Sampler plans to add AdMass’s AI and UGC capabilities to its offering, and Kaplan and Lasek to its 50-person staff. In an interview with BetaKit, Sampler founder and CEO Marie Chevrier said, “It was definitely a great opportunity to bring both a great product and great talent to the team.”
Chevrier and Kaplan declined to share any of the financial terms of the deal, which closed in late June. It marks Sampler’s second acquisition to date after the startup acquired New York-based beauty industry digital sampling agency Abeo earlier this year from Arcade Beauty, which secured a minority stake in Sampler in the deal.
Both acquisitions represent strategic efforts on the part of Sampler to accelerate its growth. While the Abeo deal helps deepen Sampler’s footprint in the beauty industry and expands its presence in the United States and Europe, the AdMass acquisition enables the startup to expand its product offering.
Founded in 2013, Sampler is known primarily for its work digitizing product sampling. The startup says it has helped over 1,000 brands across 23 countries reach more than 59 million consumers, serving a roster of big-name clients that includes Procter & Gamble, Target, Kroger, L’Oréal, Nestlé, Unilever, Pepsi, and Henkel.
“But what people don’t realize is that we’re also a massive data company,” argued Chevrier, who said Sampler has amassed lots of insight into what types of products consumers care about and how specific consumers react to certain offerings.
“In our next phase of growth, a big focus for the company is how do we start leveraging that data to create really useful products for our brands that are outside of your typical sampling transaction,” said Chevrier.
As Sampler gears up to develop data products and applications, Chevrier said she was looking for a leader to support this work. Enter Kaplan, who is joining Sampler as product manager of data products, alongside Lasek, who is coming on as a back-end developer. The pair will help to integrate some of AdMass’s existing tech and develop new ideas.
“As we worked with Sampler, we realized how much our technologies could complement each others’ data-driven visions,” Kaplan told BetaKit, adding that he expects the deal to amplify the work AdMass has done to date. “AdMass and Sampler feel like a match made in heaven.”
To start, Sampler plans to give its clients the ability to incorporate UGC campaigns into their sampling programs, leveraging AdMass’s tech to streamline the curation of UGC and assess consumers’ influence.
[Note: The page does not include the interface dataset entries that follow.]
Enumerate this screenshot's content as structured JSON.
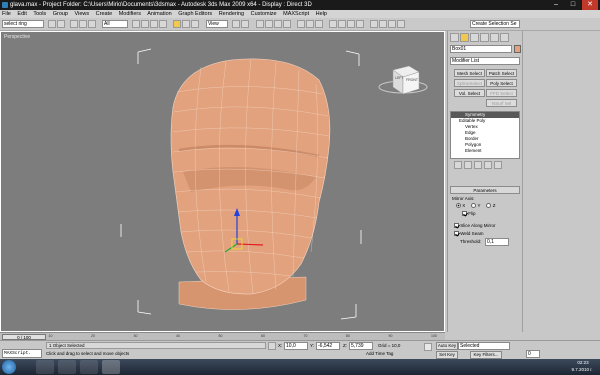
{
  "window": {
    "title": "glava.max - Project Folder: C:\\Users\\Mirio\\Documents\\3dsmax - Autodesk 3ds Max 2009 x64 - Display : Direct 3D",
    "min_glyph": "–",
    "max_glyph": "□",
    "close_glyph": "✕"
  },
  "menu": [
    "File",
    "Edit",
    "Tools",
    "Group",
    "Views",
    "Create",
    "Modifiers",
    "Animation",
    "Graph Editors",
    "Rendering",
    "Customize",
    "MAXScript",
    "Help"
  ],
  "toolbar": {
    "selection_set_value": "select ring",
    "filter_value": "All",
    "reference_coord_value": "View",
    "named_selection_placeholder": "Create Selection Se"
  },
  "viewport": {
    "label": "Perspective",
    "viewcube_top": "LEFT",
    "viewcube_front": "FRONT"
  },
  "command_panel": {
    "object_name": "Box01",
    "modifier_list": "Modifier List",
    "buttons": {
      "mesh_select": "Mesh Select",
      "patch_select": "Patch Select",
      "spline_select": "SplineSelect",
      "poly_select": "Poly Select",
      "vol_select": "Vol. Select",
      "ffd_select": "FFD Select",
      "nsurf_sel": "NSurf Sel"
    },
    "stack": {
      "symmetry": "Symmetry",
      "editable_poly": "Editable Poly",
      "sub": [
        "Vertex",
        "Edge",
        "Border",
        "Polygon",
        "Element"
      ]
    },
    "parameters": {
      "title": "Parameters",
      "mirror_axis": "Mirror Axis:",
      "axis_x": "X",
      "axis_y": "Y",
      "axis_z": "Z",
      "flip": "Flip",
      "slice": "Slice Along Mirror",
      "weld": "Weld Seam",
      "threshold_label": "Threshold:",
      "threshold_value": "0,1"
    }
  },
  "timeline": {
    "frame": "0 / 100",
    "ticks": [
      "0",
      "10",
      "20",
      "30",
      "40",
      "50",
      "60",
      "70",
      "80",
      "90",
      "100"
    ]
  },
  "status": {
    "maxscript": "MAXScript.",
    "selected": "1 Object Selected",
    "prompt": "Click and drag to select and move objects",
    "x_label": "X:",
    "x_value": "10,0",
    "y_label": "Y:",
    "y_value": "-6,542",
    "z_label": "Z:",
    "z_value": "5,739",
    "grid": "Grid = 10,0",
    "add_time_tag": "Add Time Tag",
    "auto_key": "Auto Key",
    "set_key": "Set Key",
    "selected_dropdown": "Selected",
    "key_filters": "Key Filters...",
    "frame_field": "0"
  },
  "taskbar": {
    "time": "02:23",
    "date": "9.7.2010 г."
  },
  "colors": {
    "viewport_bg": "#7d7d7d",
    "mesh_skin": "#e2a27e",
    "selection_yellow": "#f0c850"
  }
}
As part of its broader AI roadmap, Sampler also intends to explore applying AI to consumers’ social media profiles to identify aspects of their lifestyle based on publicly shared images—a use case the AdMass team had been working on.
According to Chevrier, these moves would give its clients additional data that could help them target a more precise audience and better inform their marketing efforts.
For his part, Lasek told BetaKit that he and Kaplan are “super excited about being able to add AdMass’s AI and data-driven algorithms to Sampler’s incredible growth trajectory.”
To date, Sampler has secured a total of $13 million CAD in venture capital from a list of backers that includes BDC’s Women in Technology Fund, StandUp Ventures, MaRS IAF, and EDC. Sampler’s $4-million financing in 2020 was its last publicized funding round. Chevrier said the startup closed another internal round since then, but declined to disclose the details.
Today, Sampler’s annual revenue exceeds $10 million CAD, and Chevrier said the firm is set to break even in 2023. But the CEO believes the timing is right to invest in growth, pointing to a few market changes that could serve as tailwinds for Sampler.
Chevrier singled out the rising cost of advertising, waning consumer interest in ads and growing privacy concerns, and regulatory and corporate policy changes that have made it more difficult to track consumers.
In this environment, Chevrier argued that marketers must find ways to engage with prospective customers “in a way that’s actually reciprocated,” where consumers are incentivized to interact with brands.
“Incentive-based marketing is really on the rise and [Sampler has] scaled to a really good place to take advantage of this trend,” she said.
“I’m telling the team, this is the time to be bold,” Chevrier said.
While Sampler remains receptive to acquisition-related discussions, Chevrier said no more such deals are “imminent” for the startup at this point.
Chevrier said Sampler is also open to raising more financing in the near future, noting that during the downturn, investor interest in cash-efficient firms has increased.
“We’ve been chatting with a lot of investors that are getting excited about this space,” Chevrier said. “For us, the main thing is finding the right partner, and because we have managed to grow in a very lean way to date, we feel we have optionality.”